The Facts of the Case
It is reported that the defendant drove his minivan to the parking lot of a liquor store and parked it there for several minutes. Surveillance footage showed the defendant talking to numerous people while he sat in the van. No one was seen entering the van, but at one point, a man exited the rear of the van and robbed someone. The defendant, who was outside of the van at the time, observed the robbery, got back into his van and drove away.

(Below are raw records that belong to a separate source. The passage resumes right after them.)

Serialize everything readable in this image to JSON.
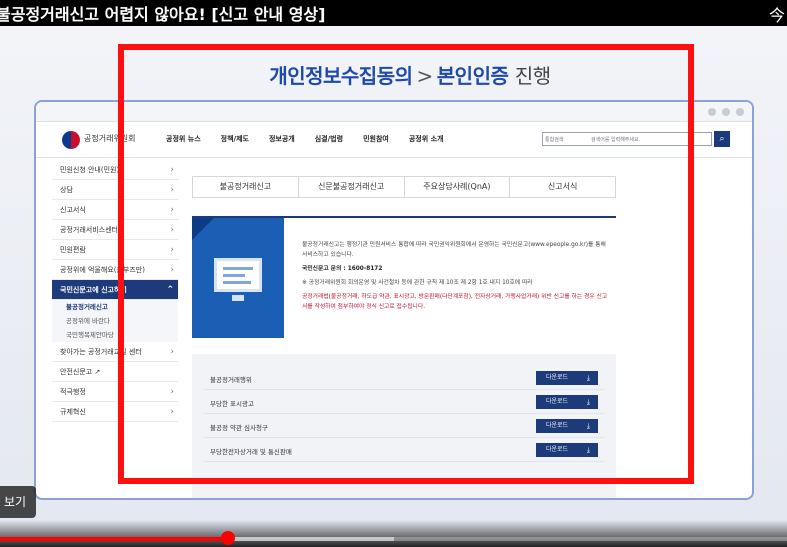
{
  "video": {
    "title": "불공정거래신고 어렵지 않아요! [신고 안내 영상]",
    "top_right_glyph": "今",
    "tooltip": "보기",
    "progress": {
      "played_fraction": 0.29,
      "buffered_fraction": 0.5
    }
  },
  "slide": {
    "heading_part1": "개인정보수집동의",
    "heading_separator": ">",
    "heading_part2": "본인인증",
    "heading_part3": "진행"
  },
  "site": {
    "name": "공정거래위원회",
    "nav": [
      "공정위 뉴스",
      "정책/제도",
      "정보공개",
      "심결/법령",
      "민원참여",
      "공정위 소개"
    ],
    "search": {
      "select_label": "통합검색",
      "placeholder": "검색어를 입력해주세요."
    },
    "search_button_icon": "search-icon"
  },
  "left_menu": {
    "items": [
      {
        "label": "민원신청 안내(민원)",
        "chevron": "›"
      },
      {
        "label": "상담",
        "chevron": "›"
      },
      {
        "label": "신고서식",
        "chevron": "›"
      },
      {
        "label": "공정거래서비스센터",
        "chevron": "›"
      },
      {
        "label": "민원편람",
        "chevron": "›"
      },
      {
        "label": "공정위에 억울해요(옴부즈만)",
        "chevron": "›"
      }
    ],
    "active_item": {
      "label": "국민신문고에 신고하기",
      "chevron": "⌃"
    },
    "sub_items": [
      "불공정거래신고",
      "공정위에 바란다",
      "국민행복제안마당"
    ],
    "items_after": [
      {
        "label": "찾아가는 공정거래교실 센터",
        "chevron": "›"
      },
      {
        "label": "안전신문고 ↗",
        "chevron": ""
      },
      {
        "label": "적극행정",
        "chevron": "›"
      },
      {
        "label": "규제혁신",
        "chevron": "›"
      }
    ]
  },
  "tabs": [
    "불공정거래신고",
    "신문불공정거래신고",
    "주요상담사례(QnA)",
    "신고서식"
  ],
  "info": {
    "line1": "불공정거래신고는 행정기관 민원서비스 통합에 따라 국민권익위원회에서 운영하는 국민신문고(www.epeople.go.kr)를 통해 서비스하고 있습니다.",
    "tel": "국민신문고 문의 : 1600-8172",
    "line2": "※ 공정거래위원회 회의운영 및 사건절차 등에 관한 규칙 제 10조 제 2항 1호 내지 10호에 따라",
    "line3_red": "공정거래법(불공정거래, 하도급 약관, 표시광고, 방문판매(다단계포함), 전자상거래, 가맹사업거래) 위반 신고를 하는 경우 신고서를 작성하여 첨부하여야 정식 신고로 접수됩니다."
  },
  "downloads": {
    "button_label": "다운로드",
    "button_icon": "download-icon",
    "rows": [
      "불공정거래행위",
      "부당한 표시광고",
      "불공정 약관 심사청구",
      "부당한전자상거래 및 통신판매"
    ]
  }
}
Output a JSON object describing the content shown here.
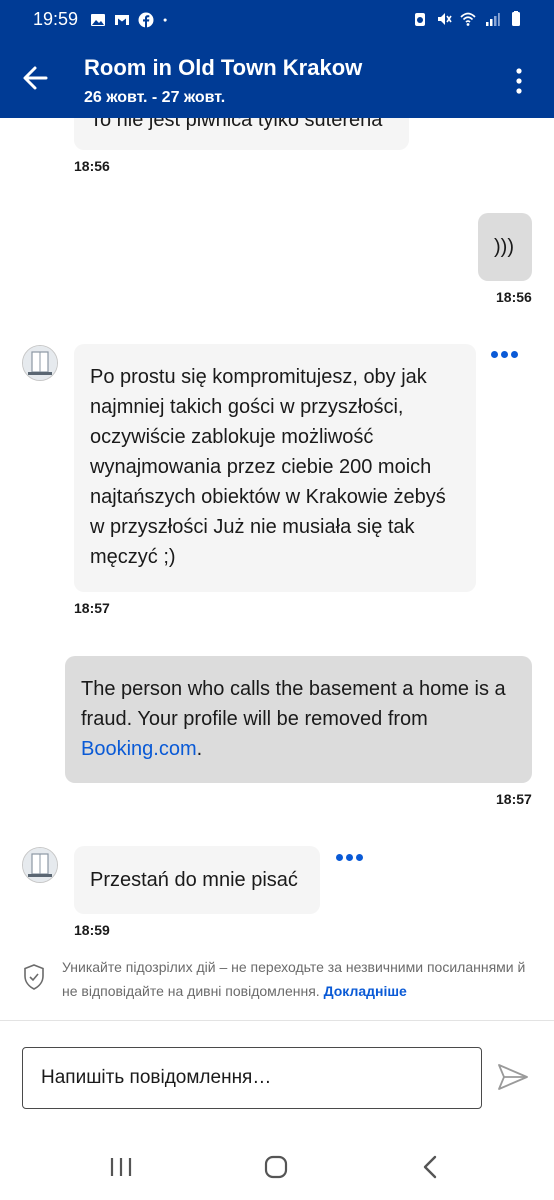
{
  "status_bar": {
    "time": "19:59",
    "left_icons": [
      "gallery-icon",
      "gmail-icon",
      "facebook-icon",
      "dot-icon"
    ],
    "right_icons": [
      "alarm-icon",
      "mute-icon",
      "wifi-icon",
      "signal-icon",
      "battery-icon"
    ]
  },
  "header": {
    "title": "Room in Old Town Krakow",
    "subtitle": "26 жовт. - 27 жовт.",
    "back_icon": "arrow-left-icon",
    "menu_icon": "more-vertical-icon"
  },
  "messages": [
    {
      "direction": "incoming",
      "text": "To nie jest piwnica tylko suterena",
      "time": "18:56",
      "avatar": false
    },
    {
      "direction": "outgoing",
      "text": ")))",
      "time": "18:56"
    },
    {
      "direction": "incoming",
      "avatar": true,
      "lines": [
        "Po prostu się kompromitujesz, oby jak",
        "najmniej takich gości w przyszłości,",
        "oczywiście zablokuje możliwość",
        "wynajmowania przez ciebie 200 moich",
        "najtańszych obiektów w Krakowie żebyś",
        "w przyszłości Już nie musiała się tak",
        "męczyć ;)"
      ],
      "time": "18:57"
    },
    {
      "direction": "outgoing",
      "line1": "The person who calls the basement a home is a",
      "line2": "fraud. Your profile will be removed from",
      "link": "Booking.com",
      "after_link": ".",
      "time": "18:57"
    },
    {
      "direction": "incoming",
      "avatar": true,
      "text": "Przestań do mnie pisać",
      "time": "18:59"
    }
  ],
  "notice": {
    "text": "Уникайте підозрілих дій – не переходьте за незвичними посиланнями й не відповідайте на дивні повідомлення.",
    "link": "Докладніше",
    "icon": "shield-check-icon"
  },
  "composer": {
    "placeholder": "Напишіть повідомлення…",
    "send_icon": "send-icon"
  },
  "nav": [
    "recents-icon",
    "home-icon",
    "back-chevron-icon"
  ],
  "colors": {
    "brand": "#003b95",
    "link": "#0a5ad6",
    "incoming_bubble": "#f5f5f5",
    "outgoing_bubble": "#dcdcdc"
  }
}
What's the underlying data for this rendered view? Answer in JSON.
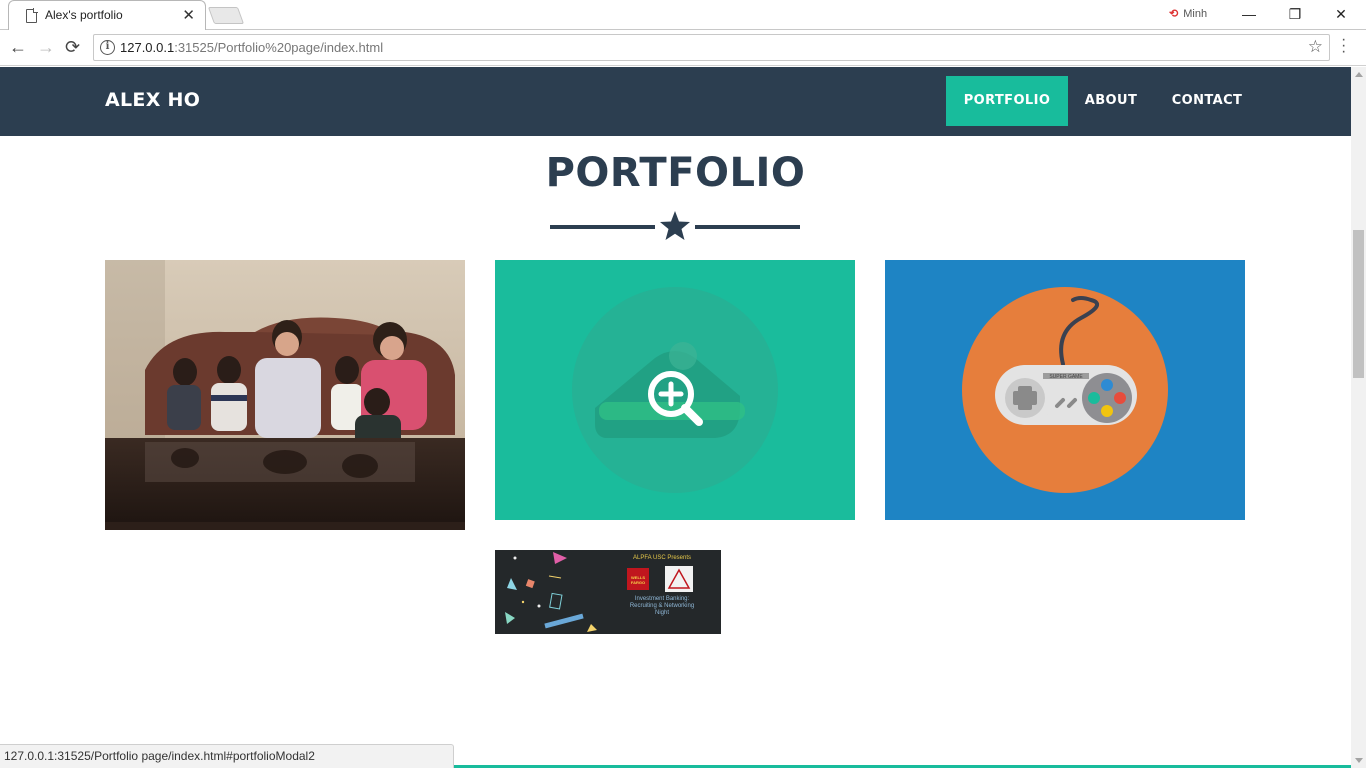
{
  "browser": {
    "tab_title": "Alex's portfolio",
    "tab_close": "✕",
    "profile_name": "Minh",
    "url_host": "127.0.0.1",
    "url_rest": ":31525/Portfolio%20page/index.html",
    "status_url": "127.0.0.1:31525/Portfolio page/index.html#portfolioModal2",
    "win_minimize": "—",
    "win_restore": "❐",
    "win_close": "✕",
    "back": "←",
    "forward": "→",
    "reload": "⟳",
    "bookmark": "☆"
  },
  "navbar": {
    "brand": "ALEX HO",
    "items": [
      {
        "label": "PORTFOLIO",
        "active": true
      },
      {
        "label": "ABOUT",
        "active": false
      },
      {
        "label": "CONTACT",
        "active": false
      }
    ]
  },
  "portfolio": {
    "title": "PORTFOLIO",
    "divider_icon": "star-icon",
    "items": [
      {
        "kind": "family-photo",
        "icon": "photo"
      },
      {
        "kind": "zoom-hover",
        "icon": "magnifier-plus-icon"
      },
      {
        "kind": "game-controller",
        "icon": "gamepad-icon"
      },
      {
        "kind": "event-flyer",
        "icon": "flyer"
      }
    ],
    "flyer": {
      "presenter": "ALPFA USC Presents",
      "logo1": "WELLS FARGO",
      "headline1": "Investment Banking:",
      "headline2": "Recruiting & Networking",
      "headline3": "Night"
    },
    "controller_brand": "SUPER GAME"
  },
  "colors": {
    "navbar_bg": "#2c3e50",
    "accent": "#18bc9c",
    "tile_teal": "#1abc9c",
    "tile_blue": "#1e84c4",
    "controller_circle": "#e67e3c"
  }
}
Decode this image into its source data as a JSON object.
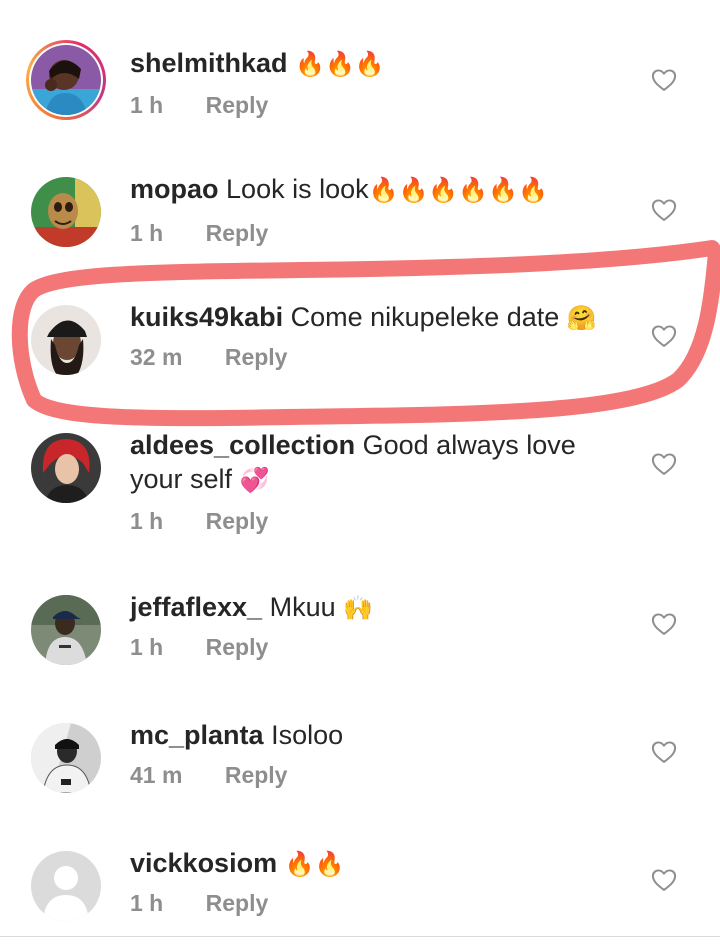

Allegedly, footage from a green light a few blocks away showed a person that appeared to be the robber getting back into the van. The day after the incident, the police saw the defendant walking down the street. They approached him and asked him about the incident, and he admitted the robber was in his van. He walked to his van with the police and gave them his key. They then searched his van and found a gun. The defendant was charged with being a felon in possession of a weapon. He moved to suppress the evidence found during the search, arguing that the search was unlawful and violated his Fourth Amendment rights. Continue Reading ›